Do you have any other tips for people taking part in a Twitter chat hour? Post a comment below, I’d love to hear your thoughts.

Stephen Fry Quits Twitter: Has The Platform Become Stagnant?

News reports yesterday say Stephen Fry has deactivated his Twitter account, claiming it has become ‘stalking ground for the sanctimoniously self-righteous’. The decision came after a joke he made at the BAFTAs about his friend and costume designer, Jenny Beavan coming to the award ceremony dressed as a ‘bag lady’. It seems he is less than impressed with the stream of commentary on the social media platform which followed his remarks.

Fry was one of Twitter’s earliest celebrity adopters, cultivating a ‘follow back’ approach to his profile which in turn helped boost its credibility. After all, he is not just any celebrity, he’s a national treasure, a wit, an academic. But it seems the humourless haters and trolls have gotten to him. Which is a desperate shame.

It’s at this point I hope Twitter somehow intervenes and speaks up for their community. The issue many celebrities and large brands face with Twitter is the two-way communication and unlike Facebook the inability to hide critical comments. If someone tags a profile, you are linked. Reputation management has taken a whole new direction with PR experts still grappling with social media and understanding the voices which drive the trends.

With traditional forms of media, these major voices in our society weren’t used to dealing with direct comments from the general public. And in such volume. It’s very true that dealing with a large amount of followers on Twitter comes with it’s own set of problems. I happen to think Fry’s joke was misguided and the term ‘bag lady’ in this current economic climate is an inappropriate choice of words. Maybe the backlash to his comments feels disproportionate and with social media, there will be a number of ‘hanger-ons’ to the message, RT-ing and using hashtags just to get noticed.

This is why it’s disappointing to see Mr Fry give up so quickly.
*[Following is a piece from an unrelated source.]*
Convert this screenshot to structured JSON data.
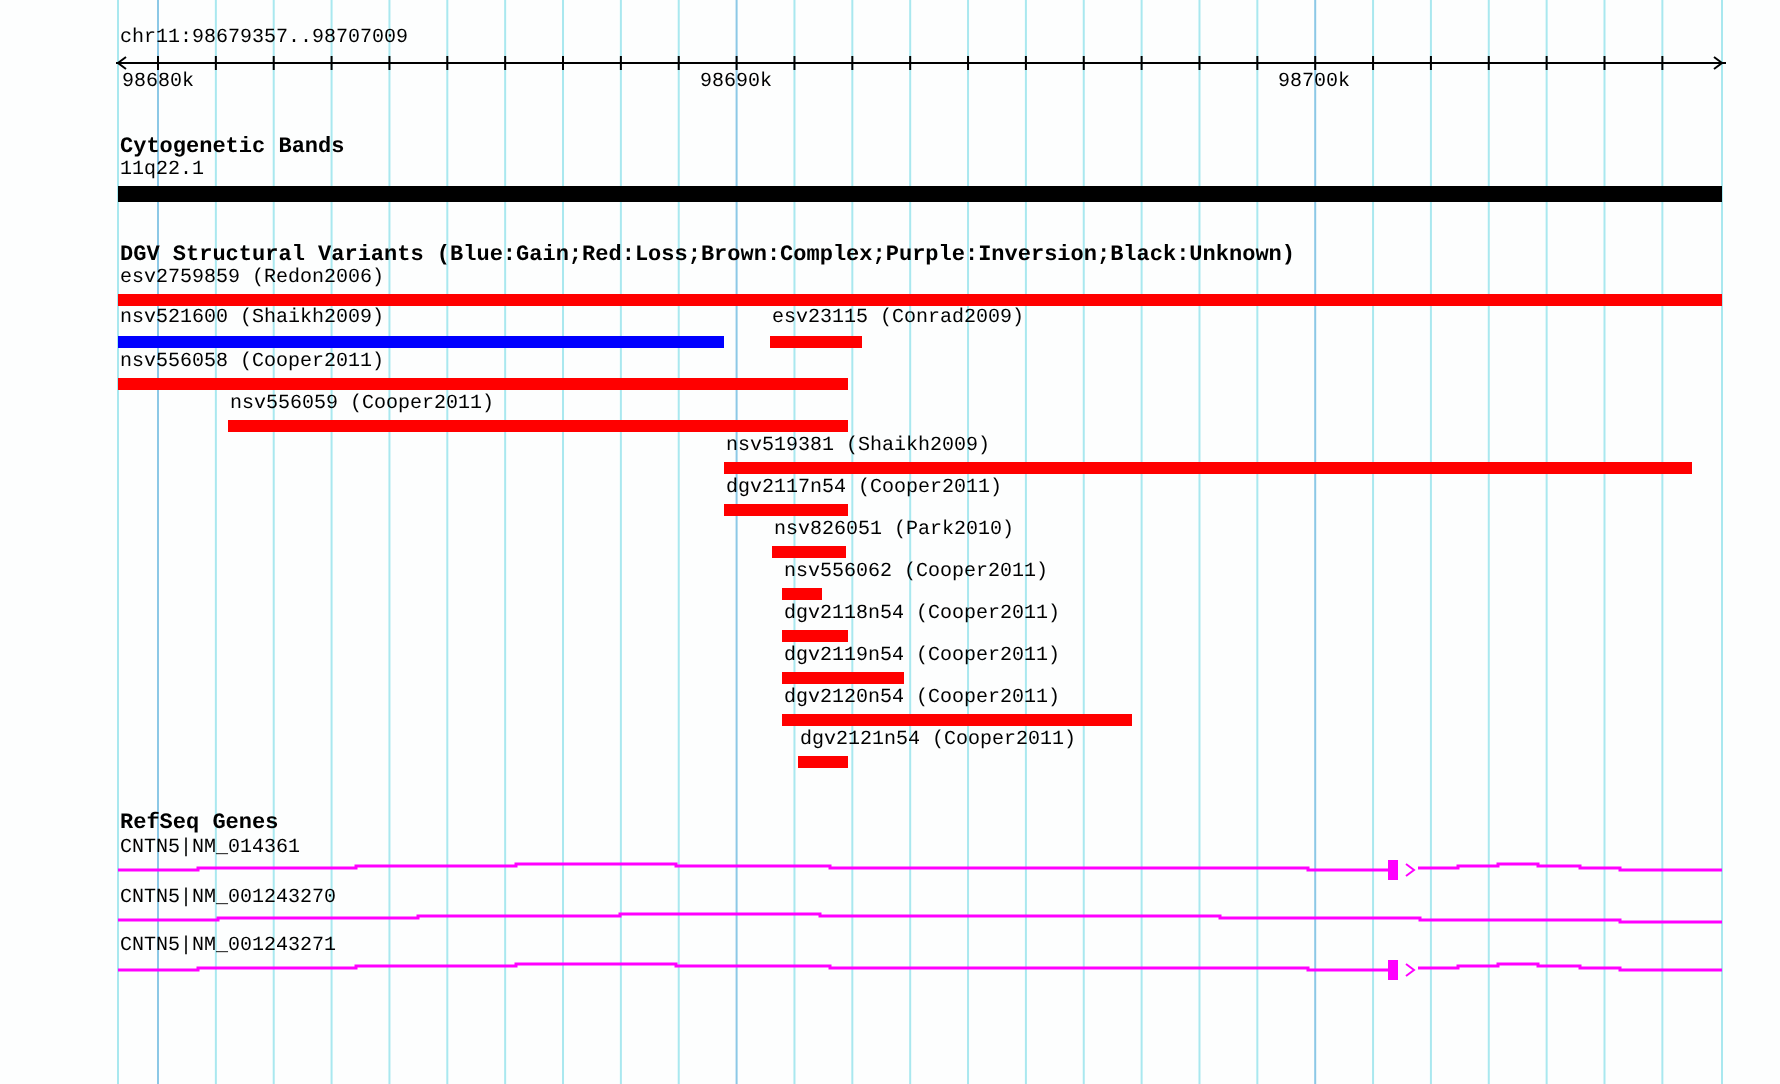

His very public action to storm off the platform gives more weight to those who drive those over-the-top self-righteous rampages. There is decent and measured debate to be had on Twitter, the kind which informs and raises awareness of issues and causes.

In my view, Twitter is not becoming stagnant, just tricker for those with major accounts to navigate. They need to figure out vocal trends in social media and strategies to manage them. I’m not dismissing the very real problem of the haters, trolls and abusers on this platform. But headlines like these only feed the trolls. And the golden rule of social media is never feed the trolls.

Ask me about Twitter strategy and building a healthy, thriving community which leads fruitful discussion on-line, around your business.